This is a fairly high elevation area. I visited in March and many of the roads remained impassible to anything but a snowmobile. Be prepared for potentially cold temperatures at night if you sleep over at any time of the year. The northern edge of this area abuts the Warm Springs Indian Reservation. You may find yourself on a roads which dead-end in locked gates. Please respect their No Trespassing signs. There's more than enough land to explore around here without crossing onto the reservation.


A return to this area after the snow had melted off allowed further exploration of higher elevation areas, which did not disappoint.

The road to Round Lake is a fun drive with spectacular views...you can drive this as a loop and is probably best starting at the southern arm, then looping west then north then east, to have the best views in front of you as you drive. The lake itself is charming, although there is only one little access spot on the eastern shore which is a little too cozy if someone else is already there.

At the northwest extreme of this area, just south of the Warms Springs Reservation, you can head out to the western end of Candle Creek Road where you'll find a wilderness trailhead; hiking in just the first mile was well worth the time, winding first through a cool pine forest with the trail following gushing Candle Creek, then an otherworldly crossing of a lava flow backdropped by dramatic views of Mt. Jefferson (after the first mile, the trail just kind of plods on and on through tall brush).

Further east, a spur heading up off NF 1270 - which was impassible in March - yielded one of the most stunning central Cascades vistas I've ever seen.

Our summer return  served only to confirm what an amazing area this is, with countless superb dispersed camping options in shady forests, along creeks, in blissful meadows, and atop buttes with remarkable views. The third row of five photos in the gallery above were shot during our late June visit, which is also when we captured the footage for the video below


I've listed this as a "Central Oregon" excursion but it's easily accessible from the Eugene area as well, as a (long) day trip or an overnighter (better, as there is a LOT to explore). If dispersed camping is not your thing, there are a number of campgrounds to be found within this area. Candle Creek Campground, situated at the end of a long dirt road, is a particularly inviting (but primitive) facility perched along the banks of the Metolious. I doubt you'll be able to hear your neighbors snoring over the thundering water rushing by.

Coming from the east on Hwy 20, you can follow National Forest road 14 north all the way out past the touristy stuff, cross the Metolius at Lower Bridge Campground, and start exploring your way south and west from there.
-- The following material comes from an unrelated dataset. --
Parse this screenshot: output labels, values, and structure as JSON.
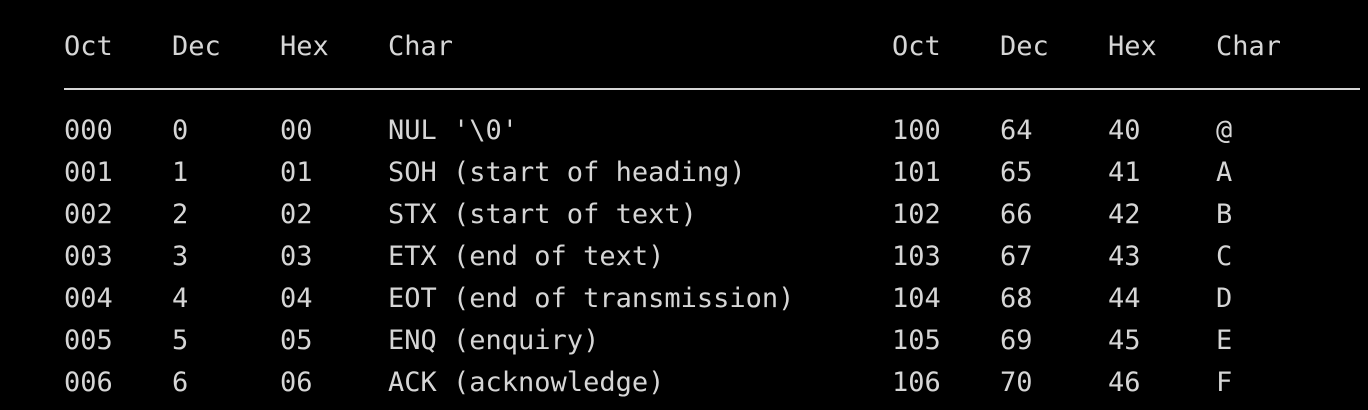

Coming from the west, if there's not too much snow, you can drop in via Suttle-Sherman road (gravel road just across Hwy 20 from the Suttle Lake resort area), otherwise continue east a little further on Hwy 20 to Jack Lake Road (NF12). There's a nice network of roads that loop and intersect. Have fun exploring!